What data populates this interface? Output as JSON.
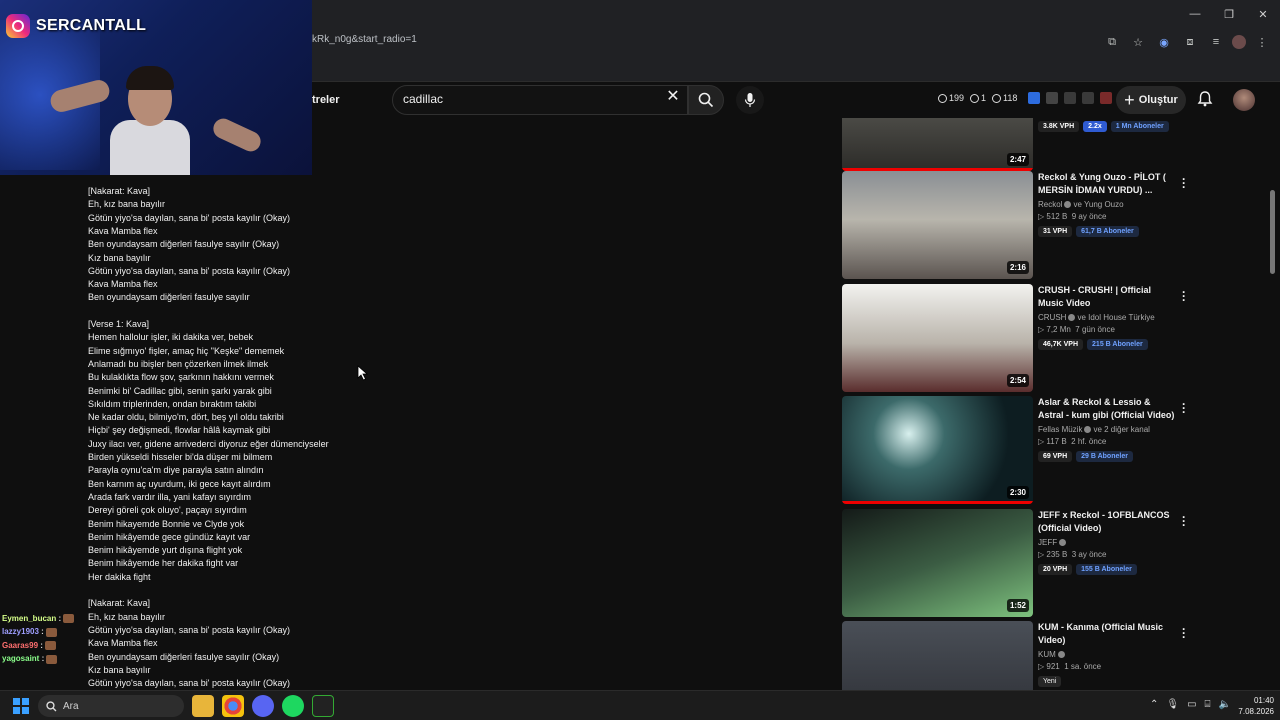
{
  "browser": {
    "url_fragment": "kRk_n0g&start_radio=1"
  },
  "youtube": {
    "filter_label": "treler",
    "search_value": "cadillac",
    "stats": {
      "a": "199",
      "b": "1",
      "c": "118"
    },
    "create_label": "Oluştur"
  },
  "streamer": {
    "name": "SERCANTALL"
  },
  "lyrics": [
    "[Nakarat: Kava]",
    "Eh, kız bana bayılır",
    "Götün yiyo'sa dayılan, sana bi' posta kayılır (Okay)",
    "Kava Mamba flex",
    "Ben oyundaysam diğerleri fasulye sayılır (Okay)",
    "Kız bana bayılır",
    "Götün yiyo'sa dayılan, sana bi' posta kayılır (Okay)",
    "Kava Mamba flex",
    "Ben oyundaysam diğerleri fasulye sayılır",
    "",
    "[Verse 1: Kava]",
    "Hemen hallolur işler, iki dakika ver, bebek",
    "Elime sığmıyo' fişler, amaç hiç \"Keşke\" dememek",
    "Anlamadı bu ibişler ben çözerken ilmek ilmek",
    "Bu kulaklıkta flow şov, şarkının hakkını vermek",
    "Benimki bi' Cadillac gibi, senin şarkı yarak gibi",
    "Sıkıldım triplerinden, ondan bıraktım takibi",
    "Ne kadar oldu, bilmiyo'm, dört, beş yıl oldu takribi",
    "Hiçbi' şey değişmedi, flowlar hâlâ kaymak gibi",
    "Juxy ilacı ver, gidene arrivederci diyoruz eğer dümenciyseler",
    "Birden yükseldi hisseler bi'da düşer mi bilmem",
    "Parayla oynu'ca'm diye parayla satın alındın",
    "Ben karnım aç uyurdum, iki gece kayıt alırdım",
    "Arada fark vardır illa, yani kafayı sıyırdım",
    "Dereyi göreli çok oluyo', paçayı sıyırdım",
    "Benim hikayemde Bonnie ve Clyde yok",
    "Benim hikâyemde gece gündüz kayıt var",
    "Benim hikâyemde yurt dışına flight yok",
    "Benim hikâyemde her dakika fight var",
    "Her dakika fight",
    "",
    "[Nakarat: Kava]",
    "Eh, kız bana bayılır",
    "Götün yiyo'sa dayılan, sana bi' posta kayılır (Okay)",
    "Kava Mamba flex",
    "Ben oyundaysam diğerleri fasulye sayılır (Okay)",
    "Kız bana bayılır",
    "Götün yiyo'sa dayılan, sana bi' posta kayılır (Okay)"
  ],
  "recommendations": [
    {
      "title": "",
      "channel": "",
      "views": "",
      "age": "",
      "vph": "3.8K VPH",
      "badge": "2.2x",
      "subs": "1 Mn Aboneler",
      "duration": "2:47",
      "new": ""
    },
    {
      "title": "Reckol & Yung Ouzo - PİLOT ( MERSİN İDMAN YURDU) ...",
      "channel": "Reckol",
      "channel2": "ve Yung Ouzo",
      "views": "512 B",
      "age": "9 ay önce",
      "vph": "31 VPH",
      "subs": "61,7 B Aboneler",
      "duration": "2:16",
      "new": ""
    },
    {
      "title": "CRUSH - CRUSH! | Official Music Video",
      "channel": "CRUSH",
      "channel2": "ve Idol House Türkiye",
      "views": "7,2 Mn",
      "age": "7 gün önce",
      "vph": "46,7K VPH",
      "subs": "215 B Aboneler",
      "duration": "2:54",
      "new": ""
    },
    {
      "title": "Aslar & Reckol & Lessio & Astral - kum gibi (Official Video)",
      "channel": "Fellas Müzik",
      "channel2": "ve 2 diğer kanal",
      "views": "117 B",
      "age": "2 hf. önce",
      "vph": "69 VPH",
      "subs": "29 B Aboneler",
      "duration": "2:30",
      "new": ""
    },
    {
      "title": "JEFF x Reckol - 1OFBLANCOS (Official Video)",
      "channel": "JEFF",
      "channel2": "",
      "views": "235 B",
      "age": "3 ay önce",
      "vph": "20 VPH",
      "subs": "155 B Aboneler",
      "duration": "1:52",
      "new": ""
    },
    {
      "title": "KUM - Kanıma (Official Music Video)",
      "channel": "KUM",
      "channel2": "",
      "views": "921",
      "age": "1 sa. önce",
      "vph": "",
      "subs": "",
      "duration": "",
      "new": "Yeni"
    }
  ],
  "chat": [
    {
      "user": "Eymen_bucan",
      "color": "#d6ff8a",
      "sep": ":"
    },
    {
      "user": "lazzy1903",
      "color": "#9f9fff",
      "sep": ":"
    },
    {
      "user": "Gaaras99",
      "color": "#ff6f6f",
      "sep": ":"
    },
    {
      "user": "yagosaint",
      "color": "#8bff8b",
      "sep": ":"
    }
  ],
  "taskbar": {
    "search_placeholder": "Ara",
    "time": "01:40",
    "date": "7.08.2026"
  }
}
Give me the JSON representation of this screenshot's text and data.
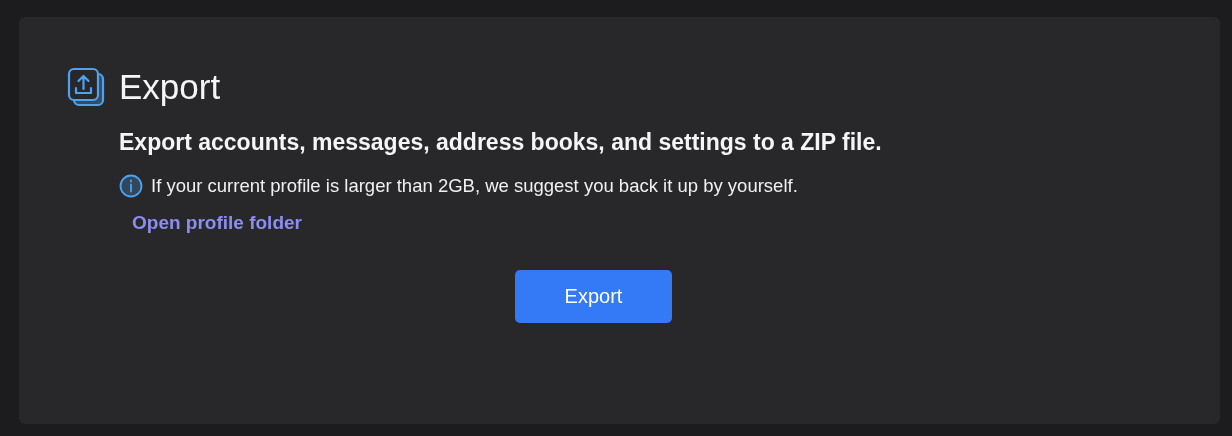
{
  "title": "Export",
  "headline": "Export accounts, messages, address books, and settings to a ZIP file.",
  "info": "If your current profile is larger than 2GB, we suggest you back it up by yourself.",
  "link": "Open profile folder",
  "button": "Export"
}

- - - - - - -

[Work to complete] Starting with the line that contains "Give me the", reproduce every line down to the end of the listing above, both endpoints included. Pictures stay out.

[Answer box]
Give me the JSON representation of this screenshot's text and data.
{
  "title": "Export",
  "headline": "Export accounts, messages, address books, and settings to a ZIP file.",
  "info": "If your current profile is larger than 2GB, we suggest you back it up by yourself.",
  "link": "Open profile folder",
  "button": "Export"
}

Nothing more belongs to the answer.